Larson’s interest in the Star of Bethlehem began when he needed to make a Christmas Star to accompany his Magi lawn ornaments he had made to be Christmas decorations, but did not know what the Star of Bethlehem was and needed to learn more.

As a lawyer, Larson examined the text of Matthew, finding nine pieces of evidence in the nativity passage. The Star’s nine data points are that it signified birth, it signified kingship, it was related to the Jewish nation, and it “rose in the East”; it was not known to King Herod; it appeared at a specific time; it endured over time; it was before the Magi as they traveled south to Bethlehem from Jerusalem, and then, according to the Bible, it stopped over the city of Bethlehem.


Using astronomy software to return to the skies over Judea by using Johannes Kepler’s math to calculate positions of celestial objects, Larson thinks he found all nine elements found in the book of Matthew. He also believes that the Star of Bethlehem, is Jupiter, a wandering star, and it stopped over Bethlehem during its retrograde motion on December 25, 2 BC. Larson believes King Herod the Great died in 1 BC, although others, including astronomer David Hughes, and astronomer Mike Molnar, believe Herod died in 4 BC.


The Star of Bethlehem suggests the Star stood over Bethlehem in its retrograde motion. As earth overtakes other planets as it orbits, they appear to loop backwards. The planet Mars here shows this looping motion.
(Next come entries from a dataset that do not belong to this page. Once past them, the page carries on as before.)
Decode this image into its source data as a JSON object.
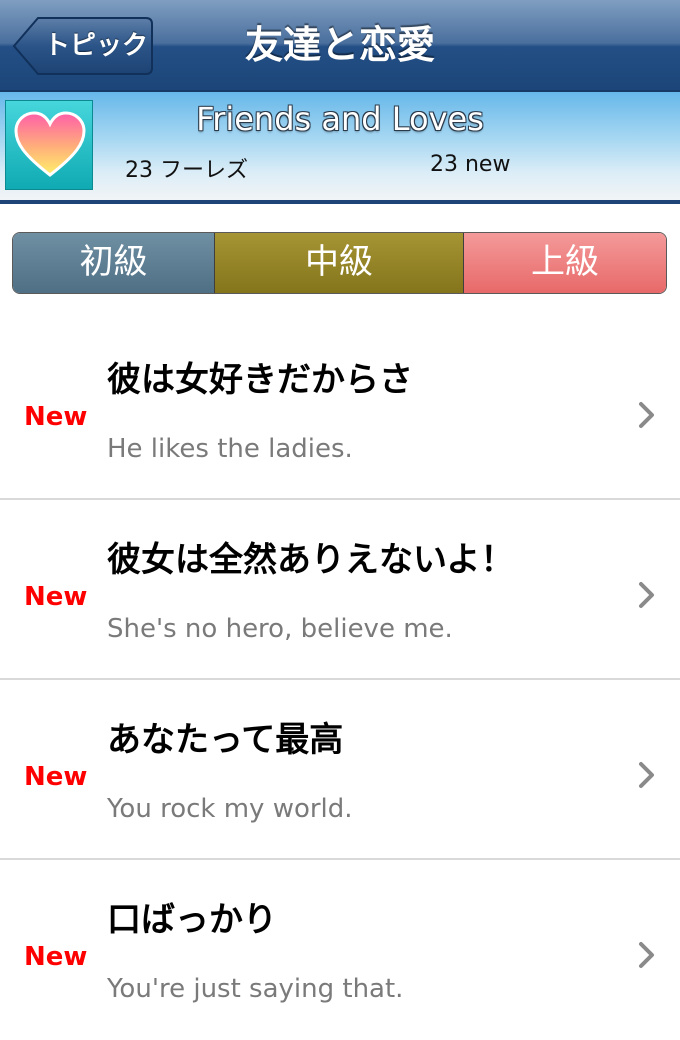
{
  "nav": {
    "back_label": "トピック",
    "title": "友達と恋愛"
  },
  "topic": {
    "title": "Friends and Loves",
    "count": "23 フーレズ",
    "new_count": "23 new",
    "icon": "heart-icon"
  },
  "levels": [
    "初級",
    "中級",
    "上級"
  ],
  "phrases": [
    {
      "badge": "New",
      "japanese": "彼は女好きだからさ",
      "english": "He likes the ladies."
    },
    {
      "badge": "New",
      "japanese": "彼女は全然ありえないよ！",
      "english": "She's no hero, believe me."
    },
    {
      "badge": "New",
      "japanese": "あなたって最高",
      "english": "You rock my world."
    },
    {
      "badge": "New",
      "japanese": "口ばっかり",
      "english": "You're just saying that."
    }
  ],
  "colors": {
    "new_badge": "#ff0000",
    "nav_bar": "#234f86",
    "level_1": "#5a7a90",
    "level_2": "#93842a",
    "level_3": "#ee7a7a"
  }
}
Once Larson found what he thinks is the time of Jesus Christ’s birth, he looked for signs appearing in the heavens at possible times that fit the Passover, and believes the date of the Christ’s (Messiah’s) crucifixion was April 3, 33 AD. on the Gregorian calendar. He also thinks he found astronomical phenomena related to a vision in the book of Revelation.